§ **Directions for this task**: With the pictures left out, repeat every entry that follows exactly.

Top of Dataset extract

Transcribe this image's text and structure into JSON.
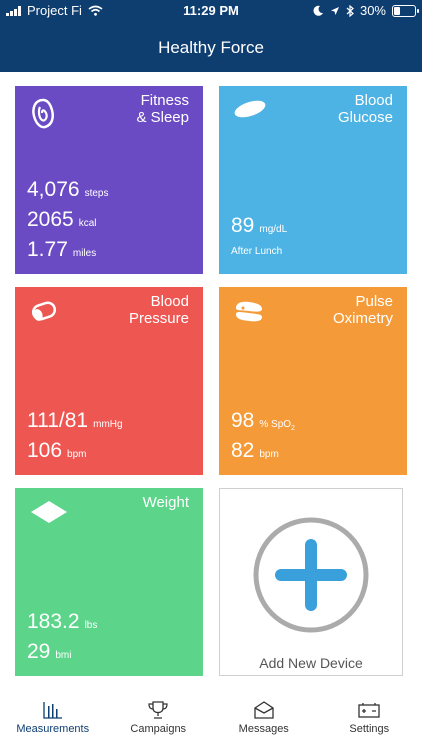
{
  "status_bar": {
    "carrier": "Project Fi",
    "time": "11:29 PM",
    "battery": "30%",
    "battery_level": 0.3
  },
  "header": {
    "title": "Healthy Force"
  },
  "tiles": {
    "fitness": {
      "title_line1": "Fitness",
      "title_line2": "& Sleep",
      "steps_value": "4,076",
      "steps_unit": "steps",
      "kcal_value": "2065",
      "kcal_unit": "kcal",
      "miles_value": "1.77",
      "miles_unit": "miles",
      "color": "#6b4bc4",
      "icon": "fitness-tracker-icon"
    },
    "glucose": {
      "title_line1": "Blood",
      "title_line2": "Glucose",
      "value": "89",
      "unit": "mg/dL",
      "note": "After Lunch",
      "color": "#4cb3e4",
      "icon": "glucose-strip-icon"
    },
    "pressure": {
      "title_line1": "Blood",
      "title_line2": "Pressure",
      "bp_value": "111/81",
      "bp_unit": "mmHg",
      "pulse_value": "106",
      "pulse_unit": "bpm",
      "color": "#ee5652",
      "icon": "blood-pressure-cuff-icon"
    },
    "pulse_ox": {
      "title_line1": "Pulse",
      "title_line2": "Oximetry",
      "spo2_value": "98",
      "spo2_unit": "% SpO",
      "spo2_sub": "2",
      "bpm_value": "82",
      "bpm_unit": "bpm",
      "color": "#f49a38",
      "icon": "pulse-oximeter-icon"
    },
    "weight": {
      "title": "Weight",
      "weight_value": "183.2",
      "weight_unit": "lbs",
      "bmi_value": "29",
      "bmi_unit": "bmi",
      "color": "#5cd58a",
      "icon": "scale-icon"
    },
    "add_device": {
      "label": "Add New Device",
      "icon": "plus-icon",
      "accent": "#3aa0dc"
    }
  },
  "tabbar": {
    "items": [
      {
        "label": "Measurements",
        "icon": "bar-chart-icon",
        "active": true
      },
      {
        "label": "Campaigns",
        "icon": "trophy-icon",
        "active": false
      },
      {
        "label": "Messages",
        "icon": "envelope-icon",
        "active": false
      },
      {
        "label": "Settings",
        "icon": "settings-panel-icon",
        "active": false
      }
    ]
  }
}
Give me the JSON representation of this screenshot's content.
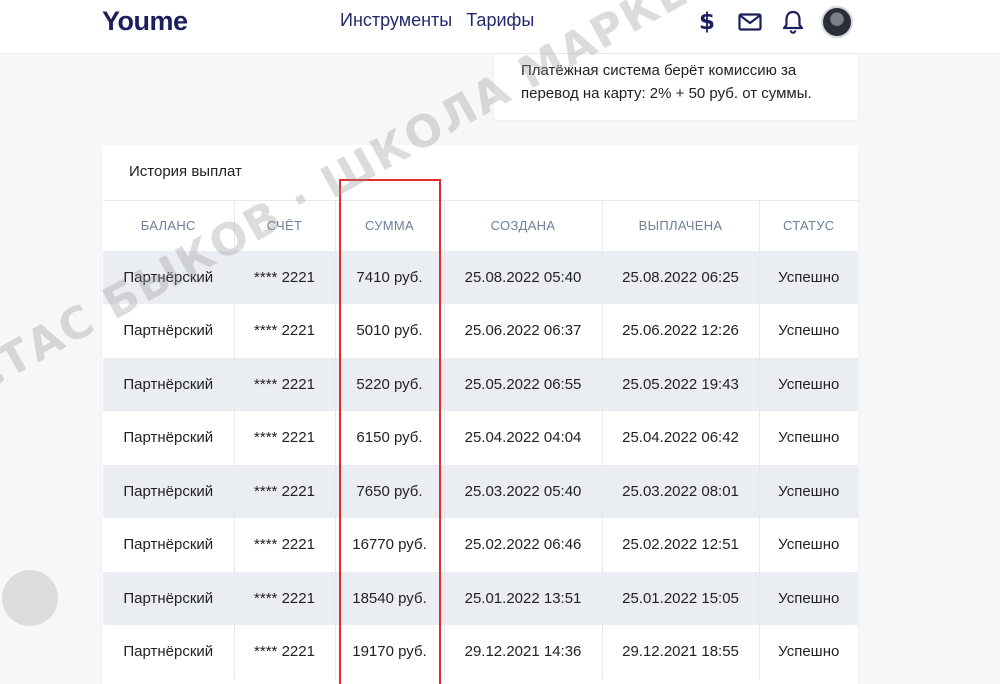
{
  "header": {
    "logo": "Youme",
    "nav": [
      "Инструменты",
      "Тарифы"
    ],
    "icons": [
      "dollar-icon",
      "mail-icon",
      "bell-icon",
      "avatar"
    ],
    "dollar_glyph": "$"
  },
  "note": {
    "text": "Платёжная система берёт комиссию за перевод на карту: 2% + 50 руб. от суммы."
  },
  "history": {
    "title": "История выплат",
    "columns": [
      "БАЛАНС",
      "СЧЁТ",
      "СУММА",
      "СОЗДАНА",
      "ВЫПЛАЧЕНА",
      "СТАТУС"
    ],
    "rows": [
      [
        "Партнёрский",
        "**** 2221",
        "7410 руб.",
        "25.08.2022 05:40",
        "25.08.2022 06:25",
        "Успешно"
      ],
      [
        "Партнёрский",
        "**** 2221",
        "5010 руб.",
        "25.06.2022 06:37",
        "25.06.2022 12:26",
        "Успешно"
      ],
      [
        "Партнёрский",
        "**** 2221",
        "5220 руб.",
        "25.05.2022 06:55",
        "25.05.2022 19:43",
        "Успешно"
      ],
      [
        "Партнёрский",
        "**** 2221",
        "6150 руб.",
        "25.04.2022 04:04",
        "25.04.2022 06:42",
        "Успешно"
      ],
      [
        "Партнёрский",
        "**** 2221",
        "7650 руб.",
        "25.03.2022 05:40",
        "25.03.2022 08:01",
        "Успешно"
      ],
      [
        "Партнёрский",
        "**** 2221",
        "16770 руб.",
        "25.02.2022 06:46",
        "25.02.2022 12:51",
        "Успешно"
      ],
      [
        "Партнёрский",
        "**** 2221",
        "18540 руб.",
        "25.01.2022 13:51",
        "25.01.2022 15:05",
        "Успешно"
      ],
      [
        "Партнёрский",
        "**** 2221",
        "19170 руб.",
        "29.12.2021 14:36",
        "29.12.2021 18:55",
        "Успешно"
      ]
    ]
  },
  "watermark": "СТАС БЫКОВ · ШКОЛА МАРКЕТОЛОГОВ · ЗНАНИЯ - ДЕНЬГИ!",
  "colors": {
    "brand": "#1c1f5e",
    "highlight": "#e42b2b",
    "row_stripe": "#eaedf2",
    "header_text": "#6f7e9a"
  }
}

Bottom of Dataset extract

§ **Response area**:
Transcribe this image's text and structure into JSON.
{
  "status_bar": {
    "carrier": "Project Fi",
    "time": "11:29 PM",
    "battery": "30%",
    "battery_level": 0.3
  },
  "header": {
    "title": "Healthy Force"
  },
  "tiles": {
    "fitness": {
      "title_line1": "Fitness",
      "title_line2": "& Sleep",
      "steps_value": "4,076",
      "steps_unit": "steps",
      "kcal_value": "2065",
      "kcal_unit": "kcal",
      "miles_value": "1.77",
      "miles_unit": "miles",
      "color": "#6b4bc4",
      "icon": "fitness-tracker-icon"
    },
    "glucose": {
      "title_line1": "Blood",
      "title_line2": "Glucose",
      "value": "89",
      "unit": "mg/dL",
      "note": "After Lunch",
      "color": "#4cb3e4",
      "icon": "glucose-strip-icon"
    },
    "pressure": {
      "title_line1": "Blood",
      "title_line2": "Pressure",
      "bp_value": "111/81",
      "bp_unit": "mmHg",
      "pulse_value": "106",
      "pulse_unit": "bpm",
      "color": "#ee5652",
      "icon": "blood-pressure-cuff-icon"
    },
    "pulse_ox": {
      "title_line1": "Pulse",
      "title_line2": "Oximetry",
      "spo2_value": "98",
      "spo2_unit": "% SpO",
      "spo2_sub": "2",
      "bpm_value": "82",
      "bpm_unit": "bpm",
      "color": "#f49a38",
      "icon": "pulse-oximeter-icon"
    },
    "weight": {
      "title": "Weight",
      "weight_value": "183.2",
      "weight_unit": "lbs",
      "bmi_value": "29",
      "bmi_unit": "bmi",
      "color": "#5cd58a",
      "icon": "scale-icon"
    },
    "add_device": {
      "label": "Add New Device",
      "icon": "plus-icon",
      "accent": "#3aa0dc"
    }
  },
  "tabbar": {
    "items": [
      {
        "label": "Measurements",
        "icon": "bar-chart-icon",
        "active": true
      },
      {
        "label": "Campaigns",
        "icon": "trophy-icon",
        "active": false
      },
      {
        "label": "Messages",
        "icon": "envelope-icon",
        "active": false
      },
      {
        "label": "Settings",
        "icon": "settings-panel-icon",
        "active": false
      }
    ]
  }
}
Give me the JSON representation of this screenshot's content.
{
  "header": {
    "logo": "Youme",
    "nav": [
      "Инструменты",
      "Тарифы"
    ],
    "icons": [
      "dollar-icon",
      "mail-icon",
      "bell-icon",
      "avatar"
    ],
    "dollar_glyph": "$"
  },
  "note": {
    "text": "Платёжная система берёт комиссию за перевод на карту: 2% + 50 руб. от суммы."
  },
  "history": {
    "title": "История выплат",
    "columns": [
      "БАЛАНС",
      "СЧЁТ",
      "СУММА",
      "СОЗДАНА",
      "ВЫПЛАЧЕНА",
      "СТАТУС"
    ],
    "rows": [
      [
        "Партнёрский",
        "**** 2221",
        "7410 руб.",
        "25.08.2022 05:40",
        "25.08.2022 06:25",
        "Успешно"
      ],
      [
        "Партнёрский",
        "**** 2221",
        "5010 руб.",
        "25.06.2022 06:37",
        "25.06.2022 12:26",
        "Успешно"
      ],
      [
        "Партнёрский",
        "**** 2221",
        "5220 руб.",
        "25.05.2022 06:55",
        "25.05.2022 19:43",
        "Успешно"
      ],
      [
        "Партнёрский",
        "**** 2221",
        "6150 руб.",
        "25.04.2022 04:04",
        "25.04.2022 06:42",
        "Успешно"
      ],
      [
        "Партнёрский",
        "**** 2221",
        "7650 руб.",
        "25.03.2022 05:40",
        "25.03.2022 08:01",
        "Успешно"
      ],
      [
        "Партнёрский",
        "**** 2221",
        "16770 руб.",
        "25.02.2022 06:46",
        "25.02.2022 12:51",
        "Успешно"
      ],
      [
        "Партнёрский",
        "**** 2221",
        "18540 руб.",
        "25.01.2022 13:51",
        "25.01.2022 15:05",
        "Успешно"
      ],
      [
        "Партнёрский",
        "**** 2221",
        "19170 руб.",
        "29.12.2021 14:36",
        "29.12.2021 18:55",
        "Успешно"
      ]
    ]
  },
  "watermark": "СТАС БЫКОВ · ШКОЛА МАРКЕТОЛОГОВ · ЗНАНИЯ - ДЕНЬГИ!",
  "colors": {
    "brand": "#1c1f5e",
    "highlight": "#e42b2b",
    "row_stripe": "#eaedf2",
    "header_text": "#6f7e9a"
  }
}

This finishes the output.